Regular readers of this blog have seen me give countless reasons for my claim that religion is a destructive force. However, the most common question I get from those who are new here is why I say religion is destructive. "What's wrong with religion? Look at all the good that has come from religion."

Maybe they are right. Maybe the good from religion far outweighs the bad. What exactly is the bad?
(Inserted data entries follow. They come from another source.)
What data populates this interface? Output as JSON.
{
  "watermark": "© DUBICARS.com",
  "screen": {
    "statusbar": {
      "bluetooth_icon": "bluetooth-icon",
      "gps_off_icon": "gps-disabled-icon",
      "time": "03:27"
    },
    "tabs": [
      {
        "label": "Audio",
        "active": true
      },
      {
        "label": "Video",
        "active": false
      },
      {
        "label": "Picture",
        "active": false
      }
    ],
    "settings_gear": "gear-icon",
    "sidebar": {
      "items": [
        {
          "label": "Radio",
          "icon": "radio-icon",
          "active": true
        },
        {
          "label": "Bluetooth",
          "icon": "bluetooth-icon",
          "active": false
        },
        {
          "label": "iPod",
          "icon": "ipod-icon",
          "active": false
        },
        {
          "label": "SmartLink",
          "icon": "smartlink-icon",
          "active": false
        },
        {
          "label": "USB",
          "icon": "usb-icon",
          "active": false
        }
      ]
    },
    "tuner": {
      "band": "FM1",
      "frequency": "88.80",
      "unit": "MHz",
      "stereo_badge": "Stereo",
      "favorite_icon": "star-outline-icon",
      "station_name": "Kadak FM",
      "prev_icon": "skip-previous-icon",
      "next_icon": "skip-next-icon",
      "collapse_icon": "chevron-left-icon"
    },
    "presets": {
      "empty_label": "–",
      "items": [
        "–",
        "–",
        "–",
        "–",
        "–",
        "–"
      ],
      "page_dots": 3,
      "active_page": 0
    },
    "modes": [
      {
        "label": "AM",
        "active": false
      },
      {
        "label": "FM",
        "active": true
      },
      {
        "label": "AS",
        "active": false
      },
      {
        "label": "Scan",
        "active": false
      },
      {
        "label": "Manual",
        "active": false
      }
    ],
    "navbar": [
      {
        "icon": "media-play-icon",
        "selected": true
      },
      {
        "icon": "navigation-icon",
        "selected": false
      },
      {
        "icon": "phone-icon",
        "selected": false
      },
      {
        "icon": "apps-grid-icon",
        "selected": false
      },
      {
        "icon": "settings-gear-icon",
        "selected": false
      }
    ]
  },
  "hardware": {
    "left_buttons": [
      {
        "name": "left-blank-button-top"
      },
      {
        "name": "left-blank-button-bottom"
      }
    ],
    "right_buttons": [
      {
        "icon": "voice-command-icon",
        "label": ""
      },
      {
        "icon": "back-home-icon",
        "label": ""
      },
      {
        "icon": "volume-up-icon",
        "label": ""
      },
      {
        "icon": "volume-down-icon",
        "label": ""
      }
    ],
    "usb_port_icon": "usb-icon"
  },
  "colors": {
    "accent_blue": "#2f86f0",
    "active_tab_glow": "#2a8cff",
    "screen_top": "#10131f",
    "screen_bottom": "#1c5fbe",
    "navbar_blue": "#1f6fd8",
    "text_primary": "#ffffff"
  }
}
Off the top of my head and in no particular order, religion has brought us:

1. Christians slaughtering pagans (315 - 6th century)
2. Christians slaughtering Muslims (Crusades)
3. Muslims slaughtering Christians (Crusades)
4. Christians torturing and killing "heretics" (Inquisition, witch trials)
5. Christians burning books, heavy metal records, etc.
6. Muslims calling for the death of an author they didn't like (Rushdie)
7. Christians supporting slavery on biblical grounds (~ American Civil War)
8. Christians opposing suffrage on biblical grounds
9. Muslims calling for death to all Christians and Jews (cartoon rage)
10. Jews and Muslims killing each other (from the origin of Israel to present)
11. Christians bombing abortion clinics
12. Muslim terrorism in America (WTC, 9/11)
13. Christians slaughtering Jews (throughout history)
14. Christians slaughtering Native Americans

Even if religion has brought (false) hope, (false) comfort, (false) optimism about the future, a willingness to accept one's fate (and not rock the boat of the ruling class), and has been used to explain why some people do good things (people who would be good people with or without superstition), this pales in comparison to the long and distinguished history of religious atrocities. For the sake of humanity, it is time to let go of this destructive superstition.